- WORK REQUEST -
Repeat the following data exactly, omitting pictures.

- DATASET EXTRACT -
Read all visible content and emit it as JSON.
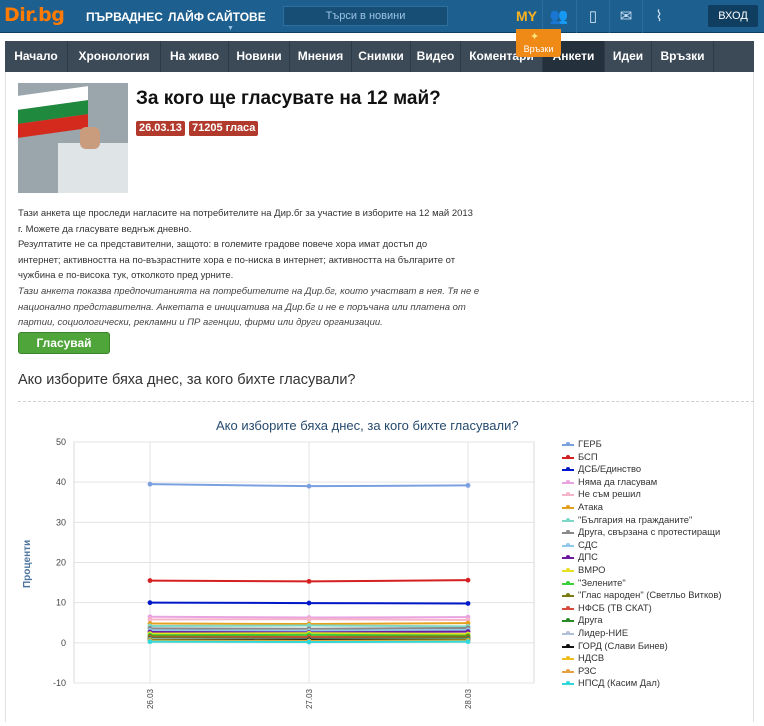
{
  "topbar": {
    "logo": "Dir.bg",
    "nav": [
      "ПЪРВА",
      "ДНЕС",
      "ЛАЙФ",
      "САЙТОВЕ"
    ],
    "search_placeholder": "Търси в новини",
    "my_label": "MY",
    "login_label": "ВХОД"
  },
  "subnav": {
    "items": [
      "Начало",
      "Хронология",
      "На живо",
      "Новини",
      "Мнения",
      "Снимки",
      "Видео",
      "Коментари",
      "Анкети",
      "Идеи",
      "Връзки"
    ],
    "active_index": 8,
    "floating_tag": "Връзки"
  },
  "poll": {
    "title": "За кого ще гласувате на 12 май?",
    "date": "26.03.13",
    "votes": "71205 гласа",
    "description_lines": [
      "Тази анкета ще проследи нагласите на потребителите на Дир.бг за участие в изборите на 12 май 2013",
      "г. Можете да гласувате веднъж дневно.",
      "Резултатите не са представителни, защото: в големите градове повече хора имат достъп до",
      "интернет; активността на по-възрастните хора е по-ниска в интернет; активността на българите от",
      "чужбина е по-висока тук, отколкото пред урните."
    ],
    "disclaimer_lines": [
      "Тази анкета показва предпочитанията на потребителите на Дир.бг, които участват в нея. Тя не е",
      "национално представителна. Анкетата е инициатива на Дир.бг и не е поръчана или платена от",
      "партии, социологически, рекламни и ПР агенции, фирми или други организации."
    ],
    "vote_button": "Гласувай",
    "question": "Ако изборите бяха днес, за кого бихте гласували?"
  },
  "chart_data": {
    "type": "line",
    "title": "Ако изборите бяха днес, за кого бихте гласували?",
    "ylabel": "Проценти",
    "xlabel": "",
    "x": [
      "26.03",
      "27.03",
      "28.03"
    ],
    "ylim": [
      -10,
      50
    ],
    "yticks": [
      50,
      40,
      30,
      20,
      10,
      0,
      -10
    ],
    "grid": true,
    "legend_position": "right",
    "series": [
      {
        "name": "ГЕРБ",
        "color": "#7aa0e0",
        "values": [
          39.5,
          39.0,
          39.2
        ]
      },
      {
        "name": "БСП",
        "color": "#d42020",
        "values": [
          15.5,
          15.3,
          15.6
        ]
      },
      {
        "name": "ДСБ/Единство",
        "color": "#0018c8",
        "values": [
          10.0,
          9.9,
          9.8
        ]
      },
      {
        "name": "Няма да гласувам",
        "color": "#e9a3e0",
        "values": [
          6.5,
          6.3,
          6.4
        ]
      },
      {
        "name": "Не съм решил",
        "color": "#f5b4c8",
        "values": [
          5.8,
          5.9,
          5.7
        ]
      },
      {
        "name": "Атака",
        "color": "#e6a020",
        "values": [
          4.8,
          4.7,
          4.9
        ]
      },
      {
        "name": "\"България на гражданите\"",
        "color": "#7ed8c8",
        "values": [
          4.2,
          4.3,
          4.1
        ]
      },
      {
        "name": "Друга, свързана с протестиращи",
        "color": "#888888",
        "values": [
          3.6,
          3.5,
          3.7
        ]
      },
      {
        "name": "СДС",
        "color": "#8fc8ec",
        "values": [
          3.1,
          3.0,
          3.2
        ]
      },
      {
        "name": "ДПС",
        "color": "#6a1aa0",
        "values": [
          2.7,
          2.6,
          2.8
        ]
      },
      {
        "name": "ВМРО",
        "color": "#e8e020",
        "values": [
          2.3,
          2.4,
          2.2
        ]
      },
      {
        "name": "\"Зелените\"",
        "color": "#3ad03a",
        "values": [
          1.9,
          2.0,
          1.8
        ]
      },
      {
        "name": "\"Глас народен\" (Светльо Витков)",
        "color": "#7a7a10",
        "values": [
          1.6,
          1.5,
          1.6
        ]
      },
      {
        "name": "НФСБ (ТВ СКАТ)",
        "color": "#d84a3a",
        "values": [
          1.3,
          1.4,
          1.2
        ]
      },
      {
        "name": "Друга",
        "color": "#2a8a2a",
        "values": [
          1.1,
          1.0,
          1.1
        ]
      },
      {
        "name": "Лидер-НИЕ",
        "color": "#b0c0d8",
        "values": [
          0.9,
          0.9,
          0.8
        ]
      },
      {
        "name": "ГОРД (Слави Бинев)",
        "color": "#111111",
        "values": [
          0.7,
          0.8,
          0.7
        ]
      },
      {
        "name": "НДСВ",
        "color": "#f0c020",
        "values": [
          0.6,
          0.5,
          0.6
        ]
      },
      {
        "name": "РЗС",
        "color": "#e8a040",
        "values": [
          0.4,
          0.4,
          0.4
        ]
      },
      {
        "name": "НПСД (Касим Дал)",
        "color": "#30d8d8",
        "values": [
          0.3,
          0.2,
          0.3
        ]
      }
    ]
  }
}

- RESPONSE BOX -
Read all visible content and emit it as JSON.
{
  "topbar": {
    "logo": "Dir.bg",
    "nav": [
      "ПЪРВА",
      "ДНЕС",
      "ЛАЙФ",
      "САЙТОВЕ"
    ],
    "search_placeholder": "Търси в новини",
    "my_label": "MY",
    "login_label": "ВХОД"
  },
  "subnav": {
    "items": [
      "Начало",
      "Хронология",
      "На живо",
      "Новини",
      "Мнения",
      "Снимки",
      "Видео",
      "Коментари",
      "Анкети",
      "Идеи",
      "Връзки"
    ],
    "active_index": 8,
    "floating_tag": "Връзки"
  },
  "poll": {
    "title": "За кого ще гласувате на 12 май?",
    "date": "26.03.13",
    "votes": "71205 гласа",
    "description_lines": [
      "Тази анкета ще проследи нагласите на потребителите на Дир.бг за участие в изборите на 12 май 2013",
      "г. Можете да гласувате веднъж дневно.",
      "Резултатите не са представителни, защото: в големите градове повече хора имат достъп до",
      "интернет; активността на по-възрастните хора е по-ниска в интернет; активността на българите от",
      "чужбина е по-висока тук, отколкото пред урните."
    ],
    "disclaimer_lines": [
      "Тази анкета показва предпочитанията на потребителите на Дир.бг, които участват в нея. Тя не е",
      "национално представителна. Анкетата е инициатива на Дир.бг и не е поръчана или платена от",
      "партии, социологически, рекламни и ПР агенции, фирми или други организации."
    ],
    "vote_button": "Гласувай",
    "question": "Ако изборите бяха днес, за кого бихте гласували?"
  },
  "chart_data": {
    "type": "line",
    "title": "Ако изборите бяха днес, за кого бихте гласували?",
    "ylabel": "Проценти",
    "xlabel": "",
    "x": [
      "26.03",
      "27.03",
      "28.03"
    ],
    "ylim": [
      -10,
      50
    ],
    "yticks": [
      50,
      40,
      30,
      20,
      10,
      0,
      -10
    ],
    "grid": true,
    "legend_position": "right",
    "series": [
      {
        "name": "ГЕРБ",
        "color": "#7aa0e0",
        "values": [
          39.5,
          39.0,
          39.2
        ]
      },
      {
        "name": "БСП",
        "color": "#d42020",
        "values": [
          15.5,
          15.3,
          15.6
        ]
      },
      {
        "name": "ДСБ/Единство",
        "color": "#0018c8",
        "values": [
          10.0,
          9.9,
          9.8
        ]
      },
      {
        "name": "Няма да гласувам",
        "color": "#e9a3e0",
        "values": [
          6.5,
          6.3,
          6.4
        ]
      },
      {
        "name": "Не съм решил",
        "color": "#f5b4c8",
        "values": [
          5.8,
          5.9,
          5.7
        ]
      },
      {
        "name": "Атака",
        "color": "#e6a020",
        "values": [
          4.8,
          4.7,
          4.9
        ]
      },
      {
        "name": "\"България на гражданите\"",
        "color": "#7ed8c8",
        "values": [
          4.2,
          4.3,
          4.1
        ]
      },
      {
        "name": "Друга, свързана с протестиращи",
        "color": "#888888",
        "values": [
          3.6,
          3.5,
          3.7
        ]
      },
      {
        "name": "СДС",
        "color": "#8fc8ec",
        "values": [
          3.1,
          3.0,
          3.2
        ]
      },
      {
        "name": "ДПС",
        "color": "#6a1aa0",
        "values": [
          2.7,
          2.6,
          2.8
        ]
      },
      {
        "name": "ВМРО",
        "color": "#e8e020",
        "values": [
          2.3,
          2.4,
          2.2
        ]
      },
      {
        "name": "\"Зелените\"",
        "color": "#3ad03a",
        "values": [
          1.9,
          2.0,
          1.8
        ]
      },
      {
        "name": "\"Глас народен\" (Светльо Витков)",
        "color": "#7a7a10",
        "values": [
          1.6,
          1.5,
          1.6
        ]
      },
      {
        "name": "НФСБ (ТВ СКАТ)",
        "color": "#d84a3a",
        "values": [
          1.3,
          1.4,
          1.2
        ]
      },
      {
        "name": "Друга",
        "color": "#2a8a2a",
        "values": [
          1.1,
          1.0,
          1.1
        ]
      },
      {
        "name": "Лидер-НИЕ",
        "color": "#b0c0d8",
        "values": [
          0.9,
          0.9,
          0.8
        ]
      },
      {
        "name": "ГОРД (Слави Бинев)",
        "color": "#111111",
        "values": [
          0.7,
          0.8,
          0.7
        ]
      },
      {
        "name": "НДСВ",
        "color": "#f0c020",
        "values": [
          0.6,
          0.5,
          0.6
        ]
      },
      {
        "name": "РЗС",
        "color": "#e8a040",
        "values": [
          0.4,
          0.4,
          0.4
        ]
      },
      {
        "name": "НПСД (Касим Дал)",
        "color": "#30d8d8",
        "values": [
          0.3,
          0.2,
          0.3
        ]
      }
    ]
  }
}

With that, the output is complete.